What you will do
Down to the last line below, give the listing again exactly.

Excerpted records
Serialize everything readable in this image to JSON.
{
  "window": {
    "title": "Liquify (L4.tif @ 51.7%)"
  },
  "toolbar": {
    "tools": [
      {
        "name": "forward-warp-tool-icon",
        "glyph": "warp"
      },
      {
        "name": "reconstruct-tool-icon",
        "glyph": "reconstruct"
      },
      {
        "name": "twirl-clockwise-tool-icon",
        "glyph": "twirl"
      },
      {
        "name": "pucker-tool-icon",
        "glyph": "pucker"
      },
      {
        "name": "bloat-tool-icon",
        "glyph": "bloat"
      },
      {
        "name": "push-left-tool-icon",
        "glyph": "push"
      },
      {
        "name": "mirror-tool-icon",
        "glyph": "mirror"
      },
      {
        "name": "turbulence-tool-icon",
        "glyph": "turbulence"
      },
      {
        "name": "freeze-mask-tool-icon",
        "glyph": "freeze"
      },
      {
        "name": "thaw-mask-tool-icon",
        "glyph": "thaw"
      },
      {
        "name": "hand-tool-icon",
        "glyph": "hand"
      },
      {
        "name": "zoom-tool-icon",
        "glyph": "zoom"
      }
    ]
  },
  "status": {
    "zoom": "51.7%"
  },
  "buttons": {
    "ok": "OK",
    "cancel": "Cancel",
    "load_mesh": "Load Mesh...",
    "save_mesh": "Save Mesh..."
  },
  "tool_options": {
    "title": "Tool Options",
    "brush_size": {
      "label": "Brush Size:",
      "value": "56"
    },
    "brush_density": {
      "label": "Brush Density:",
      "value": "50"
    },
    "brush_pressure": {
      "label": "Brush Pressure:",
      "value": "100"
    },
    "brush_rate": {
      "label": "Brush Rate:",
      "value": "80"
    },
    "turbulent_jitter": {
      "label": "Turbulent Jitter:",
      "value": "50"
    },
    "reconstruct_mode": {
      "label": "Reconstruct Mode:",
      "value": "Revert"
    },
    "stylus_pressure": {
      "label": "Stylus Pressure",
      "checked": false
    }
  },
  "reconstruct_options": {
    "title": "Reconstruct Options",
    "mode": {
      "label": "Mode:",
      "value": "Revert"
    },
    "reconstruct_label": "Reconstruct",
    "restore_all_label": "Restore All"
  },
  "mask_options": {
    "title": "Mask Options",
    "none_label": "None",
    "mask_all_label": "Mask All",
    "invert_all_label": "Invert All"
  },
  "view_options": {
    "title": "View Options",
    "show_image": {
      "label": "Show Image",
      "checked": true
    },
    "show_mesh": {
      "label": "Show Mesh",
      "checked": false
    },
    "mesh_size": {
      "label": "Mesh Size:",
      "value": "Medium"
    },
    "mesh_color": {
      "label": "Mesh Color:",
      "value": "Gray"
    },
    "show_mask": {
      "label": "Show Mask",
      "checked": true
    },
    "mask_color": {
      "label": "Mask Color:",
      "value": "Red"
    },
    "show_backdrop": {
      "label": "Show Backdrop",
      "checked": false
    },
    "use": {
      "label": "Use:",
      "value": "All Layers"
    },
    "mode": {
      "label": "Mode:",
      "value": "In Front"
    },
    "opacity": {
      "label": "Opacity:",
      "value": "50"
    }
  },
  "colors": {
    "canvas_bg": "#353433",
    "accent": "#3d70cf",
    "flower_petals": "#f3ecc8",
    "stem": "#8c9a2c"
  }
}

The completed task
Serialize everything readable in this image to JSON.
{
  "window": {
    "title": "Liquify (L4.tif @ 51.7%)"
  },
  "toolbar": {
    "tools": [
      {
        "name": "forward-warp-tool-icon",
        "glyph": "warp"
      },
      {
        "name": "reconstruct-tool-icon",
        "glyph": "reconstruct"
      },
      {
        "name": "twirl-clockwise-tool-icon",
        "glyph": "twirl"
      },
      {
        "name": "pucker-tool-icon",
        "glyph": "pucker"
      },
      {
        "name": "bloat-tool-icon",
        "glyph": "bloat"
      },
      {
        "name": "push-left-tool-icon",
        "glyph": "push"
      },
      {
        "name": "mirror-tool-icon",
        "glyph": "mirror"
      },
      {
        "name": "turbulence-tool-icon",
        "glyph": "turbulence"
      },
      {
        "name": "freeze-mask-tool-icon",
        "glyph": "freeze"
      },
      {
        "name": "thaw-mask-tool-icon",
        "glyph": "thaw"
      },
      {
        "name": "hand-tool-icon",
        "glyph": "hand"
      },
      {
        "name": "zoom-tool-icon",
        "glyph": "zoom"
      }
    ]
  },
  "status": {
    "zoom": "51.7%"
  },
  "buttons": {
    "ok": "OK",
    "cancel": "Cancel",
    "load_mesh": "Load Mesh...",
    "save_mesh": "Save Mesh..."
  },
  "tool_options": {
    "title": "Tool Options",
    "brush_size": {
      "label": "Brush Size:",
      "value": "56"
    },
    "brush_density": {
      "label": "Brush Density:",
      "value": "50"
    },
    "brush_pressure": {
      "label": "Brush Pressure:",
      "value": "100"
    },
    "brush_rate": {
      "label": "Brush Rate:",
      "value": "80"
    },
    "turbulent_jitter": {
      "label": "Turbulent Jitter:",
      "value": "50"
    },
    "reconstruct_mode": {
      "label": "Reconstruct Mode:",
      "value": "Revert"
    },
    "stylus_pressure": {
      "label": "Stylus Pressure",
      "checked": false
    }
  },
  "reconstruct_options": {
    "title": "Reconstruct Options",
    "mode": {
      "label": "Mode:",
      "value": "Revert"
    },
    "reconstruct_label": "Reconstruct",
    "restore_all_label": "Restore All"
  },
  "mask_options": {
    "title": "Mask Options",
    "none_label": "None",
    "mask_all_label": "Mask All",
    "invert_all_label": "Invert All"
  },
  "view_options": {
    "title": "View Options",
    "show_image": {
      "label": "Show Image",
      "checked": true
    },
    "show_mesh": {
      "label": "Show Mesh",
      "checked": false
    },
    "mesh_size": {
      "label": "Mesh Size:",
      "value": "Medium"
    },
    "mesh_color": {
      "label": "Mesh Color:",
      "value": "Gray"
    },
    "show_mask": {
      "label": "Show Mask",
      "checked": true
    },
    "mask_color": {
      "label": "Mask Color:",
      "value": "Red"
    },
    "show_backdrop": {
      "label": "Show Backdrop",
      "checked": false
    },
    "use": {
      "label": "Use:",
      "value": "All Layers"
    },
    "mode": {
      "label": "Mode:",
      "value": "In Front"
    },
    "opacity": {
      "label": "Opacity:",
      "value": "50"
    }
  },
  "colors": {
    "canvas_bg": "#353433",
    "accent": "#3d70cf",
    "flower_petals": "#f3ecc8",
    "stem": "#8c9a2c"
  }
}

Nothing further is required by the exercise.